Then, five of the ponies have individual adventures, where they help someone out in a way that relates to their special Element of Harmony, beginning with Rarity and ending with Applejack, because Applejack always goes last. Two of those episodes are collected here, featuring Rarity and Fluttershy. Rainbow Dash’s episode is featured on another DVD I haven’t reviewed yet, and Applejack and Pinkie Pie are waiting for future DVD releases, despite the fact that Pinkie has the best by a long shot.
Finally, we have the season four finale, where the box is opened when Twilight Sparkle finally figures out how to get her key, amongst other things, and, I guess, “Castle-Mania” technically features Twilight trying and failing to research the box, so 10 out of 26 episodes. I don’t think we can call the other 16 episodes filler when they so outnumber the “arc” episodes, and they’re usually better anyway.
Andrew Dickman is a professional storyboard artist in the field of animation. He is also, in his copious spare time, the creator of the on-line anthropomorphic comic called Roomies.
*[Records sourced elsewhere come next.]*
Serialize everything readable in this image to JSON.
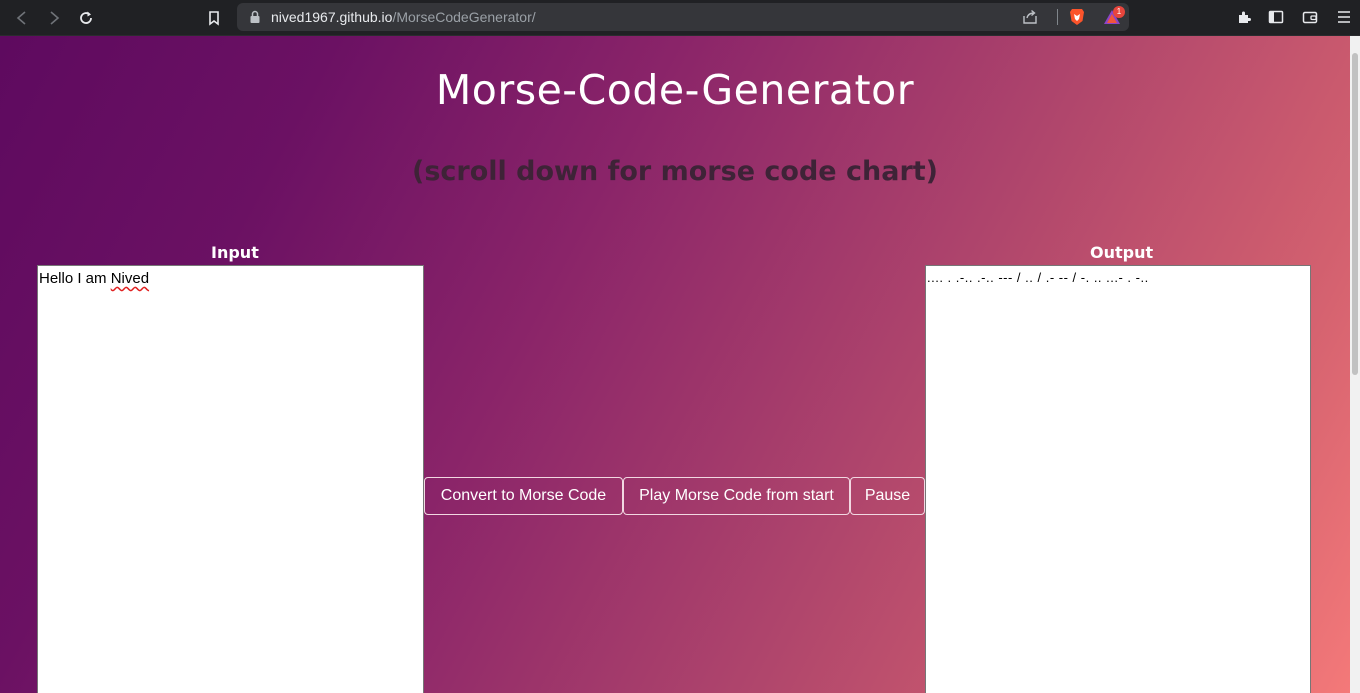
{
  "browser": {
    "url_host": "nived1967.github.io",
    "url_path": "/MorseCodeGenerator/",
    "rewards_badge": "1"
  },
  "page": {
    "title": "Morse-Code-Generator",
    "subtitle": "(scroll down for morse code chart)",
    "input_label": "Input",
    "output_label": "Output",
    "input_value": "Hello I am ",
    "input_value_misspelled": "Nived",
    "output_value": ".... . .-.. .-.. --- / .. / .- -- / -. .. ...- . -..",
    "buttons": {
      "convert": "Convert to Morse Code",
      "play": "Play Morse Code from start",
      "pause": "Pause"
    }
  },
  "colors": {
    "gradient_start": "#5e0a5f",
    "gradient_end": "#f47979",
    "subtitle": "#3e2337"
  }
}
Actually, of late he hasn’t had much spare time while he’s working multiple animation jobs, so it’s been a while since Roomies has been updated. Which means now might be a good time to catch up with Andy, Swain, and Mary, the anthropomorphic college-age room-mates who inhabit this fair comic. Visit Andrew’s web page to find out what we mean. Andrew has said that he hopes to bring this comic back to life some day, so make sure to keep checking back!
Back from Comic Con! Give us just a few minutes to get feeling back in our feet, and we’ll get busy with our reports.
Whew! All right, here we go then… Terry Cronin is a writer, best known for his comic book series Students of the Unusual and his Skinvestigator series of detective novels. Recently, inspired by his wife Ava (who loves horses), Terry hooked up with the artists Savannah McKendree and Gary Scott Beatty to create Horse Power G, the story of a young lady named Gertrude (“G”) and her prize horse, Amber. Sounds simple enough, yes? Here’s the twist: Read the comic forwards from the front to the middle and it’s told from the humans’ point of view, but read from the back to the middle and it’s the same story from the animals’ point of view! It all meets up right in the center with a cliffhanger leading right to the next issue. Horse Power G is published in full color by 3 Boys Productions. Visit the official Facebook page to find out more.